He has developed a routine, something I would never have the patience to do. And yet, it is one of the things that have made me love him even more this year ever. The routine goes like this: Adam changes Lucy’s diaper and puts her in her jammies. I know. It’s exactly what I would do. The next thing I would do is read her a book, pop her in the crib and say, “Nighty night.”
This wouldn’t get Lucy to sleep in a million years. Or in 15 minutes, which is about how long I can tolerate. What Adam does next is say goodnight to everything on the second floor of our house. He and Lucy say goodnight to the pictures on the walls. They say goodnight to my T-shirts, and goodnight to the lamp that’s still in the closet because we don’t have a bedside table to put it on. They say goodnight to babies No. 1, 2, 3 and 4, who make appearances in various mirrors between the bedroom and bathroom. They rustle the shower curtain, and bid it goodnight. They say goodnight to the computer, and to each stuffed animal in Lucy’s room. Then they read a book or two.
Then Lucy and Adam come downstairs and say goodnight. Often, I nurse Lucy a little bit, and then return her to Adam, who takes her upstairs to do the whole routine over again.
About 45 minutes after he’s started, Adam comes down with empty arms. I could never do a bedtime routine like this. I would never think to say goodnight to the shower curtain. I also don’t have the patience to coax her to sleep. My thought process goes more like this: Babies need sleep. You’re a baby. You should go to sleep, or I will fail you as a parent. Also, if I put you to bed with a cookie, your teeth will rot. And I will fail you as a parent.

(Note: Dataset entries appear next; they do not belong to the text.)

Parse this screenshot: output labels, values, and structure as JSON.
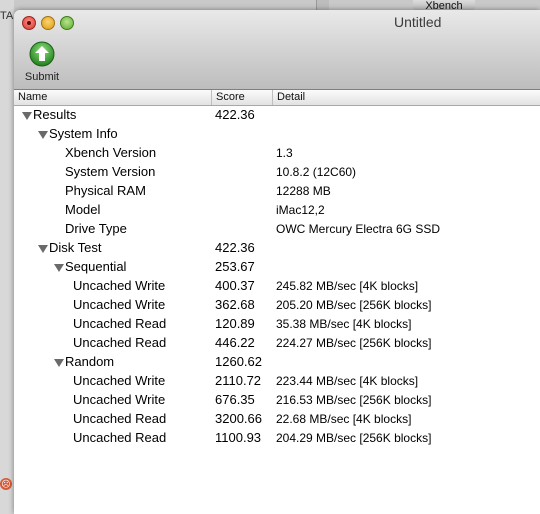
{
  "background": {
    "left_text": "TA",
    "tab_label": "Xbench"
  },
  "window": {
    "title": "Untitled"
  },
  "toolbar": {
    "submit_label": "Submit"
  },
  "columns": {
    "name": "Name",
    "score": "Score",
    "detail": "Detail"
  },
  "rows": [
    {
      "name": "Results",
      "score": "422.36",
      "detail": "",
      "level": 0,
      "expanded": true
    },
    {
      "name": "System Info",
      "score": "",
      "detail": "",
      "level": 1,
      "expanded": true
    },
    {
      "name": "Xbench Version",
      "score": "",
      "detail": "1.3",
      "level": 2
    },
    {
      "name": "System Version",
      "score": "",
      "detail": "10.8.2 (12C60)",
      "level": 2
    },
    {
      "name": "Physical RAM",
      "score": "",
      "detail": "12288 MB",
      "level": 2
    },
    {
      "name": "Model",
      "score": "",
      "detail": "iMac12,2",
      "level": 2
    },
    {
      "name": "Drive Type",
      "score": "",
      "detail": "OWC Mercury Electra 6G SSD",
      "level": 2
    },
    {
      "name": "Disk Test",
      "score": "422.36",
      "detail": "",
      "level": 1,
      "expanded": true
    },
    {
      "name": "Sequential",
      "score": "253.67",
      "detail": "",
      "level": 2,
      "expanded": true
    },
    {
      "name": "Uncached Write",
      "score": "400.37",
      "detail": "245.82 MB/sec [4K blocks]",
      "level": 3
    },
    {
      "name": "Uncached Write",
      "score": "362.68",
      "detail": "205.20 MB/sec [256K blocks]",
      "level": 3
    },
    {
      "name": "Uncached Read",
      "score": "120.89",
      "detail": "35.38 MB/sec [4K blocks]",
      "level": 3
    },
    {
      "name": "Uncached Read",
      "score": "446.22",
      "detail": "224.27 MB/sec [256K blocks]",
      "level": 3
    },
    {
      "name": "Random",
      "score": "1260.62",
      "detail": "",
      "level": 2,
      "expanded": true
    },
    {
      "name": "Uncached Write",
      "score": "2110.72",
      "detail": "223.44 MB/sec [4K blocks]",
      "level": 3
    },
    {
      "name": "Uncached Write",
      "score": "676.35",
      "detail": "216.53 MB/sec [256K blocks]",
      "level": 3
    },
    {
      "name": "Uncached Read",
      "score": "3200.66",
      "detail": "22.68 MB/sec [4K blocks]",
      "level": 3
    },
    {
      "name": "Uncached Read",
      "score": "1100.93",
      "detail": "204.29 MB/sec [256K blocks]",
      "level": 3
    }
  ],
  "icons": {
    "submit": "green-up-arrow-icon",
    "disclosure": "disclosure-triangle-icon"
  },
  "colors": {
    "submit_green": "#2f9a2a",
    "close": "#d4342b",
    "minimize": "#d99b15",
    "maximize": "#5ea92f"
  }
}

Adam is the creative, patient one who invents all the voices for the stuffed animals. I am the one who focuses on such boring things as tooth enamel, sleep requirements, sunscreen, immunizations, nutrition and general crud removal. I suppose our roles could just as easily be switched, assuming I could for more than 12 seconds let go of my Catholic guilt complex and Protestant work ethic. A lobotomy might make that possible, but, as they say, I’d rather have a bottle in front of me than a frontal lobotomy.
So for now, I’m happy to let Adam be the fun one. That could be because Lucy lets me know all the time that she needs me. No, she doesn’t say, “Hey. Thanks for looking out for my teeth.” Her need runs deeper than that. When she falls and bonks her head, I’m the one she stretches her arms toward. When she wakes up from a nap, she doesn’t smile until I’m holding her. And she will cry, guaranteed, if I put her down before she’s had her fill.
Adam got a little taste of what it’s like to be the necessary parent last week. He took Lucy to the aquarium, because he thought it would be fun for her to watch the seals eat. In retrospect, this was a bad idea. Lucy got one look at the frogmen who were gliding around underwater doling out fish parts, and she had a panic attack. Adam says she crawled up his shoulder and clutched his head. Only the much smaller, much cuter sea otters restored her.
“It felt really good to be the one she wanted,” Adam told me later.
I knew what he meant. And someday, when he’s the one grilling her boyfriends in the living room, maybe I can be the fun one.Then again, maybe not. All those teen-age boys want the same thing — to be in extremely close proximity to Lucy’s perfect, perfect teeth. The mere thought of it makes me want to stick another cookie in her crib.